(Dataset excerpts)
BEGIN
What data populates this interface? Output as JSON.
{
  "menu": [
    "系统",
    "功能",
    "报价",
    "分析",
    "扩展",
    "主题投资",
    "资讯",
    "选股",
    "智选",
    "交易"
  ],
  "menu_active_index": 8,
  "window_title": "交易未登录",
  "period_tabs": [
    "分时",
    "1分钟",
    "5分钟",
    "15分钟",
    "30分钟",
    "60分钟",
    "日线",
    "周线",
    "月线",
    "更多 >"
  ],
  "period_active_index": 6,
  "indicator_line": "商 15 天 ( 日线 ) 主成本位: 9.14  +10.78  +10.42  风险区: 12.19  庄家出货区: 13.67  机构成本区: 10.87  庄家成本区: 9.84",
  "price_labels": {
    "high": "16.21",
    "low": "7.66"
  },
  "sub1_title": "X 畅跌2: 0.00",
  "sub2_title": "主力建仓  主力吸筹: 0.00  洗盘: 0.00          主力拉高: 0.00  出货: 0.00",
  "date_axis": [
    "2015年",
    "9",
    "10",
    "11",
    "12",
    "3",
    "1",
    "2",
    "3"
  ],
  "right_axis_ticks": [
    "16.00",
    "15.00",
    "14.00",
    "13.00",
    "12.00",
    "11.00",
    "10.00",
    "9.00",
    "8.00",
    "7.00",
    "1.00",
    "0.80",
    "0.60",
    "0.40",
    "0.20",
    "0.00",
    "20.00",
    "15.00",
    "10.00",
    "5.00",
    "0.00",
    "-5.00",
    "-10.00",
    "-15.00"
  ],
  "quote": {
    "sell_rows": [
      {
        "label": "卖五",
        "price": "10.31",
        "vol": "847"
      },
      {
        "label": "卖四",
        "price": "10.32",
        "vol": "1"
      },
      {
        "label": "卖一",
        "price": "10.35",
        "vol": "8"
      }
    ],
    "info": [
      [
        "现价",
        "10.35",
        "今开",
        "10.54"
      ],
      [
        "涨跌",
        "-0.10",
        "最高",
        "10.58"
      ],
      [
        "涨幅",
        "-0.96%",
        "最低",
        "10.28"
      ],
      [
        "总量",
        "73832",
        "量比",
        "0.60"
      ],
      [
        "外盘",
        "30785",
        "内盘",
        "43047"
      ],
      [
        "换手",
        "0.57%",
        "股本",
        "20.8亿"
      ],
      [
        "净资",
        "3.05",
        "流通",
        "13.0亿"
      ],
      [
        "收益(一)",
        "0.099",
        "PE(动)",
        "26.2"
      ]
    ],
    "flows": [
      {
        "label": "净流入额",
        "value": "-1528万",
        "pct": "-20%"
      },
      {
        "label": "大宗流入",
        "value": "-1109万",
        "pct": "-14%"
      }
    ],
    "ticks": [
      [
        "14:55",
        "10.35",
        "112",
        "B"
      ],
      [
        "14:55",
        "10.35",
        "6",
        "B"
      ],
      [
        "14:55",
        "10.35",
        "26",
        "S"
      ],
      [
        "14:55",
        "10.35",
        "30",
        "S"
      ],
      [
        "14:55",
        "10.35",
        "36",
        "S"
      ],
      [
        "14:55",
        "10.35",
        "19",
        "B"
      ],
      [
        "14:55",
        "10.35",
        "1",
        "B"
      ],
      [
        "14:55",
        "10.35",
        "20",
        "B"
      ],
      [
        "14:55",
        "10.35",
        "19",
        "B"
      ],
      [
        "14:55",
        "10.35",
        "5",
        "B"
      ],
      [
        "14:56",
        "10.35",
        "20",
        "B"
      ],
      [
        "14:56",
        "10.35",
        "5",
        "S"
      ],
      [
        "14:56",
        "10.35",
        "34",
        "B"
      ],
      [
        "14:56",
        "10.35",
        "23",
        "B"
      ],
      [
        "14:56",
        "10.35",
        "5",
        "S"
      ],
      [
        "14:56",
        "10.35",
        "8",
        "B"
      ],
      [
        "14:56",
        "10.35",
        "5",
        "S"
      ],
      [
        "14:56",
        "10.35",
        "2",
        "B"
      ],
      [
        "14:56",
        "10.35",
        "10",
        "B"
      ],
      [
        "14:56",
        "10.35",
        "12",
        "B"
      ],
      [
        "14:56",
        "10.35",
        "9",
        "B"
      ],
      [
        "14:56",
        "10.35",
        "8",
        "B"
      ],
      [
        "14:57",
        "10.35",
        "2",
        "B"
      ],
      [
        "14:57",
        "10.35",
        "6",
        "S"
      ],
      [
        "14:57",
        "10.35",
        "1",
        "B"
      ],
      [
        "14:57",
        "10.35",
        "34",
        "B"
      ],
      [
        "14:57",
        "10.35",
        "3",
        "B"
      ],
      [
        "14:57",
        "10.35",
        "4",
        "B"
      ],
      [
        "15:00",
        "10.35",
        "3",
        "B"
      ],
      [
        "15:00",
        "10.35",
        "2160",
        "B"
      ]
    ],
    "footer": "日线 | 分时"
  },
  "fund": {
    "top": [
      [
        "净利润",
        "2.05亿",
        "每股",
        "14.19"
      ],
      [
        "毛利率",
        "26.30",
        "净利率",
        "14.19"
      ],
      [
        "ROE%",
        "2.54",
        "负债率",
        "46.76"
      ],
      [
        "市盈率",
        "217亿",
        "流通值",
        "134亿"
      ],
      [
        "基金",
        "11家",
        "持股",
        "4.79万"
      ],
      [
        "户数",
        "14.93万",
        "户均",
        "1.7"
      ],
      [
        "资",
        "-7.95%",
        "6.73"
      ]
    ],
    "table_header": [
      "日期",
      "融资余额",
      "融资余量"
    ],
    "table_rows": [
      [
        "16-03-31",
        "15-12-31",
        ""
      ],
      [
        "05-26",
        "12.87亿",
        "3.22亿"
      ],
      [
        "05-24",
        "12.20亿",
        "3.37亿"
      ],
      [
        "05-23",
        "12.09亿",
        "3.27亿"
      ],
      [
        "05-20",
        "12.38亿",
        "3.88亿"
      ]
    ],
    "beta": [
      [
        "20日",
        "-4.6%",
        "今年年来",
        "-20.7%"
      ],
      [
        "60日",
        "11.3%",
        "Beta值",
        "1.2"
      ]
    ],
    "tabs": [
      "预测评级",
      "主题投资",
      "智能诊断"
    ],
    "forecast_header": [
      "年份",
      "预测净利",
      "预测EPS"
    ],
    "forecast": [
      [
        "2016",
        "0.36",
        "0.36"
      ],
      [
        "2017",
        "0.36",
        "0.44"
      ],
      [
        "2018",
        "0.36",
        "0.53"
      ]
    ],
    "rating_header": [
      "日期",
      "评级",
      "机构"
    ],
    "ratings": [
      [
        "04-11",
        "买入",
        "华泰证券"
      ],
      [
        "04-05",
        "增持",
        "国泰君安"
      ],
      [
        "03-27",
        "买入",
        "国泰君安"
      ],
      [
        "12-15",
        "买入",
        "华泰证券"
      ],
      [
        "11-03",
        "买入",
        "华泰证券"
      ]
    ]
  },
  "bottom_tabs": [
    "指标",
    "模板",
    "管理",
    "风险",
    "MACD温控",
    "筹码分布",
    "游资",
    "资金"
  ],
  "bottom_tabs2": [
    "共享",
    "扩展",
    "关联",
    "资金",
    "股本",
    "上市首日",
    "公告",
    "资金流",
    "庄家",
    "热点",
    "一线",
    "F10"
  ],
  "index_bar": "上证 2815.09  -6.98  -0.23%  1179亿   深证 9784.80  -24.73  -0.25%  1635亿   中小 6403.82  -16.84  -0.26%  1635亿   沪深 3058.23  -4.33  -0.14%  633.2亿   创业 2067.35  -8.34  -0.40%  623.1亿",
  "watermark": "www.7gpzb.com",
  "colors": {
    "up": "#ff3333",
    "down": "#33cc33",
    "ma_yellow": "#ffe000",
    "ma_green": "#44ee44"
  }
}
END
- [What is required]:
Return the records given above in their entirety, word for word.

- [Reply to the exercise]:
What data populates this interface? Output as JSON.
{
  "menu": [
    "系统",
    "功能",
    "报价",
    "分析",
    "扩展",
    "主题投资",
    "资讯",
    "选股",
    "智选",
    "交易"
  ],
  "menu_active_index": 8,
  "window_title": "交易未登录",
  "period_tabs": [
    "分时",
    "1分钟",
    "5分钟",
    "15分钟",
    "30分钟",
    "60分钟",
    "日线",
    "周线",
    "月线",
    "更多 >"
  ],
  "period_active_index": 6,
  "indicator_line": "商 15 天 ( 日线 ) 主成本位: 9.14  +10.78  +10.42  风险区: 12.19  庄家出货区: 13.67  机构成本区: 10.87  庄家成本区: 9.84",
  "price_labels": {
    "high": "16.21",
    "low": "7.66"
  },
  "sub1_title": "X 畅跌2: 0.00",
  "sub2_title": "主力建仓  主力吸筹: 0.00  洗盘: 0.00          主力拉高: 0.00  出货: 0.00",
  "date_axis": [
    "2015年",
    "9",
    "10",
    "11",
    "12",
    "3",
    "1",
    "2",
    "3"
  ],
  "right_axis_ticks": [
    "16.00",
    "15.00",
    "14.00",
    "13.00",
    "12.00",
    "11.00",
    "10.00",
    "9.00",
    "8.00",
    "7.00",
    "1.00",
    "0.80",
    "0.60",
    "0.40",
    "0.20",
    "0.00",
    "20.00",
    "15.00",
    "10.00",
    "5.00",
    "0.00",
    "-5.00",
    "-10.00",
    "-15.00"
  ],
  "quote": {
    "sell_rows": [
      {
        "label": "卖五",
        "price": "10.31",
        "vol": "847"
      },
      {
        "label": "卖四",
        "price": "10.32",
        "vol": "1"
      },
      {
        "label": "卖一",
        "price": "10.35",
        "vol": "8"
      }
    ],
    "info": [
      [
        "现价",
        "10.35",
        "今开",
        "10.54"
      ],
      [
        "涨跌",
        "-0.10",
        "最高",
        "10.58"
      ],
      [
        "涨幅",
        "-0.96%",
        "最低",
        "10.28"
      ],
      [
        "总量",
        "73832",
        "量比",
        "0.60"
      ],
      [
        "外盘",
        "30785",
        "内盘",
        "43047"
      ],
      [
        "换手",
        "0.57%",
        "股本",
        "20.8亿"
      ],
      [
        "净资",
        "3.05",
        "流通",
        "13.0亿"
      ],
      [
        "收益(一)",
        "0.099",
        "PE(动)",
        "26.2"
      ]
    ],
    "flows": [
      {
        "label": "净流入额",
        "value": "-1528万",
        "pct": "-20%"
      },
      {
        "label": "大宗流入",
        "value": "-1109万",
        "pct": "-14%"
      }
    ],
    "ticks": [
      [
        "14:55",
        "10.35",
        "112",
        "B"
      ],
      [
        "14:55",
        "10.35",
        "6",
        "B"
      ],
      [
        "14:55",
        "10.35",
        "26",
        "S"
      ],
      [
        "14:55",
        "10.35",
        "30",
        "S"
      ],
      [
        "14:55",
        "10.35",
        "36",
        "S"
      ],
      [
        "14:55",
        "10.35",
        "19",
        "B"
      ],
      [
        "14:55",
        "10.35",
        "1",
        "B"
      ],
      [
        "14:55",
        "10.35",
        "20",
        "B"
      ],
      [
        "14:55",
        "10.35",
        "19",
        "B"
      ],
      [
        "14:55",
        "10.35",
        "5",
        "B"
      ],
      [
        "14:56",
        "10.35",
        "20",
        "B"
      ],
      [
        "14:56",
        "10.35",
        "5",
        "S"
      ],
      [
        "14:56",
        "10.35",
        "34",
        "B"
      ],
      [
        "14:56",
        "10.35",
        "23",
        "B"
      ],
      [
        "14:56",
        "10.35",
        "5",
        "S"
      ],
      [
        "14:56",
        "10.35",
        "8",
        "B"
      ],
      [
        "14:56",
        "10.35",
        "5",
        "S"
      ],
      [
        "14:56",
        "10.35",
        "2",
        "B"
      ],
      [
        "14:56",
        "10.35",
        "10",
        "B"
      ],
      [
        "14:56",
        "10.35",
        "12",
        "B"
      ],
      [
        "14:56",
        "10.35",
        "9",
        "B"
      ],
      [
        "14:56",
        "10.35",
        "8",
        "B"
      ],
      [
        "14:57",
        "10.35",
        "2",
        "B"
      ],
      [
        "14:57",
        "10.35",
        "6",
        "S"
      ],
      [
        "14:57",
        "10.35",
        "1",
        "B"
      ],
      [
        "14:57",
        "10.35",
        "34",
        "B"
      ],
      [
        "14:57",
        "10.35",
        "3",
        "B"
      ],
      [
        "14:57",
        "10.35",
        "4",
        "B"
      ],
      [
        "15:00",
        "10.35",
        "3",
        "B"
      ],
      [
        "15:00",
        "10.35",
        "2160",
        "B"
      ]
    ],
    "footer": "日线 | 分时"
  },
  "fund": {
    "top": [
      [
        "净利润",
        "2.05亿",
        "每股",
        "14.19"
      ],
      [
        "毛利率",
        "26.30",
        "净利率",
        "14.19"
      ],
      [
        "ROE%",
        "2.54",
        "负债率",
        "46.76"
      ],
      [
        "市盈率",
        "217亿",
        "流通值",
        "134亿"
      ],
      [
        "基金",
        "11家",
        "持股",
        "4.79万"
      ],
      [
        "户数",
        "14.93万",
        "户均",
        "1.7"
      ],
      [
        "资",
        "-7.95%",
        "6.73"
      ]
    ],
    "table_header": [
      "日期",
      "融资余额",
      "融资余量"
    ],
    "table_rows": [
      [
        "16-03-31",
        "15-12-31",
        ""
      ],
      [
        "05-26",
        "12.87亿",
        "3.22亿"
      ],
      [
        "05-24",
        "12.20亿",
        "3.37亿"
      ],
      [
        "05-23",
        "12.09亿",
        "3.27亿"
      ],
      [
        "05-20",
        "12.38亿",
        "3.88亿"
      ]
    ],
    "beta": [
      [
        "20日",
        "-4.6%",
        "今年年来",
        "-20.7%"
      ],
      [
        "60日",
        "11.3%",
        "Beta值",
        "1.2"
      ]
    ],
    "tabs": [
      "预测评级",
      "主题投资",
      "智能诊断"
    ],
    "forecast_header": [
      "年份",
      "预测净利",
      "预测EPS"
    ],
    "forecast": [
      [
        "2016",
        "0.36",
        "0.36"
      ],
      [
        "2017",
        "0.36",
        "0.44"
      ],
      [
        "2018",
        "0.36",
        "0.53"
      ]
    ],
    "rating_header": [
      "日期",
      "评级",
      "机构"
    ],
    "ratings": [
      [
        "04-11",
        "买入",
        "华泰证券"
      ],
      [
        "04-05",
        "增持",
        "国泰君安"
      ],
      [
        "03-27",
        "买入",
        "国泰君安"
      ],
      [
        "12-15",
        "买入",
        "华泰证券"
      ],
      [
        "11-03",
        "买入",
        "华泰证券"
      ]
    ]
  },
  "bottom_tabs": [
    "指标",
    "模板",
    "管理",
    "风险",
    "MACD温控",
    "筹码分布",
    "游资",
    "资金"
  ],
  "bottom_tabs2": [
    "共享",
    "扩展",
    "关联",
    "资金",
    "股本",
    "上市首日",
    "公告",
    "资金流",
    "庄家",
    "热点",
    "一线",
    "F10"
  ],
  "index_bar": "上证 2815.09  -6.98  -0.23%  1179亿   深证 9784.80  -24.73  -0.25%  1635亿   中小 6403.82  -16.84  -0.26%  1635亿   沪深 3058.23  -4.33  -0.14%  633.2亿   创业 2067.35  -8.34  -0.40%  623.1亿",
  "watermark": "www.7gpzb.com",
  "colors": {
    "up": "#ff3333",
    "down": "#33cc33",
    "ma_yellow": "#ffe000",
    "ma_green": "#44ee44"
  }
}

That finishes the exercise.